11th May – 30 June 2024

Opening party on Saturday 11th May 12-3pm, all welcome.

Kicking off the summer in feline style at Redcar Palace, Feline-Thropic explores the human cat relationship through time. Archaeologists have discovered cat paw prints in 2,000 year old Roman roof tiles, historians have uncovered inky paws wandering across 15th century manuscripts and artists and philosophers have imagined what this relationship might look like in another 2,000 years. These two moments of deep time serve as a mirror to the intense connection we share with our feline friends where humans can make careers by posing videos of cats on social media and shelves buckle under the weight of cat mementos (that is until one of our cat friends knocks them off onto the floor). Our days are filled with their antics and our night with the haunting sounds of cats singing the songs of their people. Alongside invited artists Feline-Thropic will feature newly commissioned tributes to Teesside cats past and present. The “Open Calls not Cat Calls” wall in our second gallery space will invite anyone who has created a picture of a cat to bring it along and install it for the duration of the exhibition whilst the “Cat Tat” space will explore the material culture of our cat obsession in collaboration with Blooming Youth Collective and local animal charities.

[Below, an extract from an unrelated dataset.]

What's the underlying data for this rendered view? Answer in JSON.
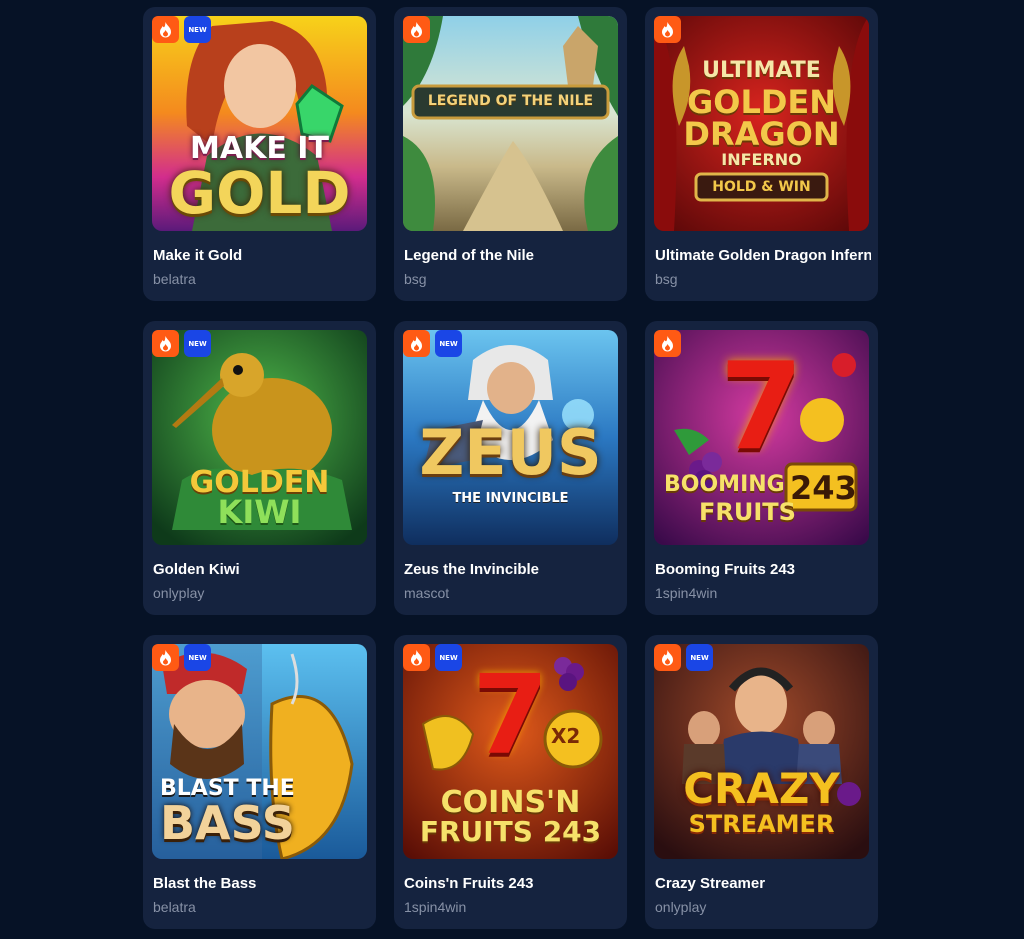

Invited artists include Yelena Popova whose large scale tapestry “Hunting Scene with Ray Cat” re-imagines medieval tapestries through the lens of contemporary philosophers who have asked how future humans will know the location of this era’s nuclear waste. The obvious answer… genetically modified cats. Edek’s Thompson’s “Catastrophic Tipping Point” likewise engages in some future gazing to imagine our future relationship with felines in the post-climate change world. The work builds upon Edek’s highly successful solo show at Redcar Palace last year. Jacasta Solomons’ painting filters contemporary, pop art inspired imagery that also harks back to the compositional styles of early Renaissance artists such as Fra Angelico and their modern reinterpretation by artists such as Giorgio de Chirico. Her large scale painting ‘Your Go’  introduces the idea of gaming into the exhibition with a giant depiction of a cats and dogs based game of noughts and crosses. This is shown alongside her characterful portraits of her family’s pets from North Yorkshire. The idea of games is further developed by Louisa Creed who will present a set of playing cards that she designed depicting different cats in her life and how they relate to one another. Louisa is a doyenne of British rag rug making and was an inspiration for the contemporary revival of the art form. One of her large format cat based rag rugs will also be included in the exhibition. Britney Fraser will continue our ongoing exploration of the rag rug genre through newly commissioned work featuring her iconic text based ruggery. And if this is not enough to sate your furrball appetites, WhichCraft? Ladies, our resident crafting group, will be taking over our honesty shop space ensuring cat crafts to meet all needs. Other invited artists include Tanya Bentham; Ben Sadler; Robyn Cove; Bill Dawson; Heidi and Peter Hodgson; Heather Lamborn and others.

Open Calls not Cat Calls

We are also extending our invitation to exhibit to all of you. If you have a drawing, painting, collage, pastel, potato print, embroidery, felted cat-hair portrait, decoupaged or any other picture of a cat that you have made then you are welcome to bring it in to install for the duration of the exhibition. There will be no selection criteria and if you can get it here we will show it with just the following exceptions:

  • We can only accept 2d work (unfortunately)
  • You must be able to bring the work and take it away again at the end of the exhibition.
  • This is a family friendly exhibition so we will not be able to show anything we deem offensive or containing profanities.

Please check our social media channels for more information about getting the work to us.

Cat Tat

But what if you don’t have a cat picture you have made yourself? Our young people’s group Blooming Youth Collective are curating a section of the exhibition called Cat Tat, prowling around our local charity shops to source the finest (and sometimes worst) examples of cat ornamentation, objects and gewgaws. Do you have something that you would like to contribute? If so, bring it along and we’ll display it in our cabinets. At the end of the exhibition you can either take the object back with you or leave it with us to be sold off in support of local animal charities.